PROVIDED ENTRIES
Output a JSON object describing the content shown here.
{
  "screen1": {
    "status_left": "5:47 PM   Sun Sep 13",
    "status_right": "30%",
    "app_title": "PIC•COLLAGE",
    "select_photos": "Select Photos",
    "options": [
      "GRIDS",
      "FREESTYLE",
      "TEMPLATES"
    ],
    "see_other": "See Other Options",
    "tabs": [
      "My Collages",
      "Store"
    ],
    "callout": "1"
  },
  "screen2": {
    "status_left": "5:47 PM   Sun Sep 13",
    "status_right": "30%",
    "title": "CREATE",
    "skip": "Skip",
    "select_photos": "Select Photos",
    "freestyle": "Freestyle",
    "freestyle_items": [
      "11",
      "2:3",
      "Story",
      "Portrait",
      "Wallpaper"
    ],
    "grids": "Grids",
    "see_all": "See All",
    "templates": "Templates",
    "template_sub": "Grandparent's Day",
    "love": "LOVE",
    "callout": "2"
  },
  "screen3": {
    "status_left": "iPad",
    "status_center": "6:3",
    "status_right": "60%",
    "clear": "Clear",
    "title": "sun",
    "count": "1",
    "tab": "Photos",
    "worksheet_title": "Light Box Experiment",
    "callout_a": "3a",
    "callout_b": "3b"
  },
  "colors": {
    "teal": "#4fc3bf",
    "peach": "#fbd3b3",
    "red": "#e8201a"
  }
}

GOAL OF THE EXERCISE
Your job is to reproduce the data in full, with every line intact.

OUTPUT OF THE EXERCISE
Output a JSON object describing the content shown here.
{
  "screen1": {
    "status_left": "5:47 PM   Sun Sep 13",
    "status_right": "30%",
    "app_title": "PIC•COLLAGE",
    "select_photos": "Select Photos",
    "options": [
      "GRIDS",
      "FREESTYLE",
      "TEMPLATES"
    ],
    "see_other": "See Other Options",
    "tabs": [
      "My Collages",
      "Store"
    ],
    "callout": "1"
  },
  "screen2": {
    "status_left": "5:47 PM   Sun Sep 13",
    "status_right": "30%",
    "title": "CREATE",
    "skip": "Skip",
    "select_photos": "Select Photos",
    "freestyle": "Freestyle",
    "freestyle_items": [
      "11",
      "2:3",
      "Story",
      "Portrait",
      "Wallpaper"
    ],
    "grids": "Grids",
    "see_all": "See All",
    "templates": "Templates",
    "template_sub": "Grandparent's Day",
    "love": "LOVE",
    "callout": "2"
  },
  "screen3": {
    "status_left": "iPad",
    "status_center": "6:3",
    "status_right": "60%",
    "clear": "Clear",
    "title": "sun",
    "count": "1",
    "tab": "Photos",
    "worksheet_title": "Light Box Experiment",
    "callout_a": "3a",
    "callout_b": "3b"
  },
  "colors": {
    "teal": "#4fc3bf",
    "peach": "#fbd3b3",
    "red": "#e8201a"
  }
}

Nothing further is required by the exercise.